motions of everyday life — from getting up out bed, brushing her teeth, eating, working and even playing music. But at some point, the video’s protagonist recognizes that something isn’t quite right and tries to escape.

“I wrote ‘Carrying On’ in the middle of 2020 when I was out in the desert escaping the city and reflecting on the unsettling new way of life we all had to adopt during the pandemic,” Vega recalls. “Despite how in some ways life had begun to feel mundane again, there was a constant underlying fear that everything could unravel at any moment. In a sarcastic tone, the song questions my ability to hold it all together. We tried to capture this sentiment with the music video, displaying a character who is being led through the motions of day-to-day life, but beginning to recognize that something isn’t quite right.”
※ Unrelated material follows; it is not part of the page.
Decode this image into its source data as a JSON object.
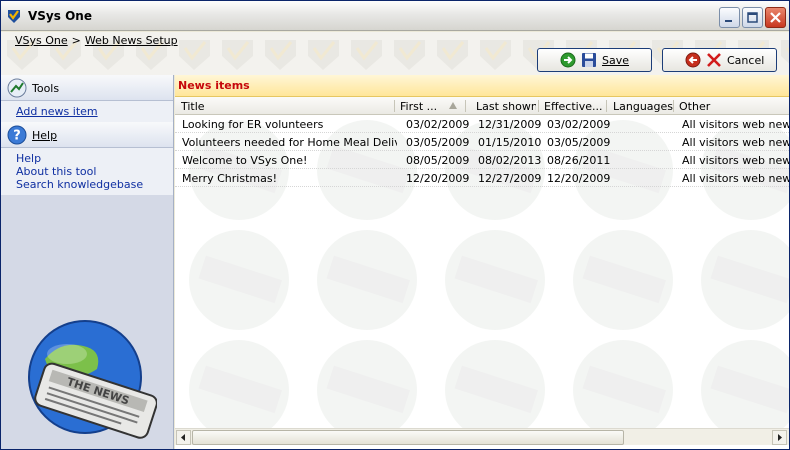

Always In Motion is slated for a September 17, 2021 release through Run For Cover Records.

New Video: Rising Post Punk Act Menthüll Release a Haunting Visual for Brooding and Cinematic “Profonde Tristesse”

Formed last year, the rising Gatineau, Québec-based indie electronic/goth duo Menthüll –Gabriel and Yseult — have quickly established a retro-futuristic sound that draws equally from New Wave and electro pop paired with lyrics written and sung exclusively in French.

The Hull-based duo’s releases have received praise and accolades globally. Building upon a growing profile in the Francophone music scene and in the global post-punk and goth scenes, Menthüll’s latest single “Profonde tristesse” continues a run of brooding and cinematic material that sounds — to my ears, at least — indebted to John Carpenter soundtracks and the early 4AD Records catalog paired with vocals delivered in a wispy and ethereal French.

Interestingly, the accompanying visual aesthetically reminds a bit of Jorge Elbrecht: the viewer sees a classically-inspired marble bust superimposed in the foreground of a misty forest that gradually burst into a explosive conflagration.